BEGIN WORKING DATA

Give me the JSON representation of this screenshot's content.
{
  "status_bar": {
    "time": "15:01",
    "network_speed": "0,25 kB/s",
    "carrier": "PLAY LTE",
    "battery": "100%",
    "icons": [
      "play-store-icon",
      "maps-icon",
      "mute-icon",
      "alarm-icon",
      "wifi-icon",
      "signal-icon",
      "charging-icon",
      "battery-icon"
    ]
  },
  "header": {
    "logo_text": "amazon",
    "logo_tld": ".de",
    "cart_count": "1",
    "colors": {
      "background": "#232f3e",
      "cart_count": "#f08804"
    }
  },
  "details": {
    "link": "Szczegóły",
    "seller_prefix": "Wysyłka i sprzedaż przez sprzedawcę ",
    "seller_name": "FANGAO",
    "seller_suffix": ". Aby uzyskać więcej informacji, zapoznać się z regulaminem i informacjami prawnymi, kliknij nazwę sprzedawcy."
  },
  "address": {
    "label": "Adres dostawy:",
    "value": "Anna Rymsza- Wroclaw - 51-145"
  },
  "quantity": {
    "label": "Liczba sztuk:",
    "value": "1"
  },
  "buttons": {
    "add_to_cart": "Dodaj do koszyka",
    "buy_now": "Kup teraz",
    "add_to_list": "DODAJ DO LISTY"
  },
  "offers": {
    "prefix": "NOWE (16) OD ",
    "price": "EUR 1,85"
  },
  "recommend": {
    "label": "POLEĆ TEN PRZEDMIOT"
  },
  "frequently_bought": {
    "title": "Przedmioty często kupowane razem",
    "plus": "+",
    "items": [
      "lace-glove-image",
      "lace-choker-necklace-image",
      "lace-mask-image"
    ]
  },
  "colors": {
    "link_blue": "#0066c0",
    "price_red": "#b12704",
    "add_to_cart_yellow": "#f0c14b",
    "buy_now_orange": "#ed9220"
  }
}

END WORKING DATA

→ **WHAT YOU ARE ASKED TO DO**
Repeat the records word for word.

→ **OUTPUT**
Give me the JSON representation of this screenshot's content.
{
  "status_bar": {
    "time": "15:01",
    "network_speed": "0,25 kB/s",
    "carrier": "PLAY LTE",
    "battery": "100%",
    "icons": [
      "play-store-icon",
      "maps-icon",
      "mute-icon",
      "alarm-icon",
      "wifi-icon",
      "signal-icon",
      "charging-icon",
      "battery-icon"
    ]
  },
  "header": {
    "logo_text": "amazon",
    "logo_tld": ".de",
    "cart_count": "1",
    "colors": {
      "background": "#232f3e",
      "cart_count": "#f08804"
    }
  },
  "details": {
    "link": "Szczegóły",
    "seller_prefix": "Wysyłka i sprzedaż przez sprzedawcę ",
    "seller_name": "FANGAO",
    "seller_suffix": ". Aby uzyskać więcej informacji, zapoznać się z regulaminem i informacjami prawnymi, kliknij nazwę sprzedawcy."
  },
  "address": {
    "label": "Adres dostawy:",
    "value": "Anna Rymsza- Wroclaw - 51-145"
  },
  "quantity": {
    "label": "Liczba sztuk:",
    "value": "1"
  },
  "buttons": {
    "add_to_cart": "Dodaj do koszyka",
    "buy_now": "Kup teraz",
    "add_to_list": "DODAJ DO LISTY"
  },
  "offers": {
    "prefix": "NOWE (16) OD ",
    "price": "EUR 1,85"
  },
  "recommend": {
    "label": "POLEĆ TEN PRZEDMIOT"
  },
  "frequently_bought": {
    "title": "Przedmioty często kupowane razem",
    "plus": "+",
    "items": [
      "lace-glove-image",
      "lace-choker-necklace-image",
      "lace-mask-image"
    ]
  },
  "colors": {
    "link_blue": "#0066c0",
    "price_red": "#b12704",
    "add_to_cart_yellow": "#f0c14b",
    "buy_now_orange": "#ed9220"
  }
}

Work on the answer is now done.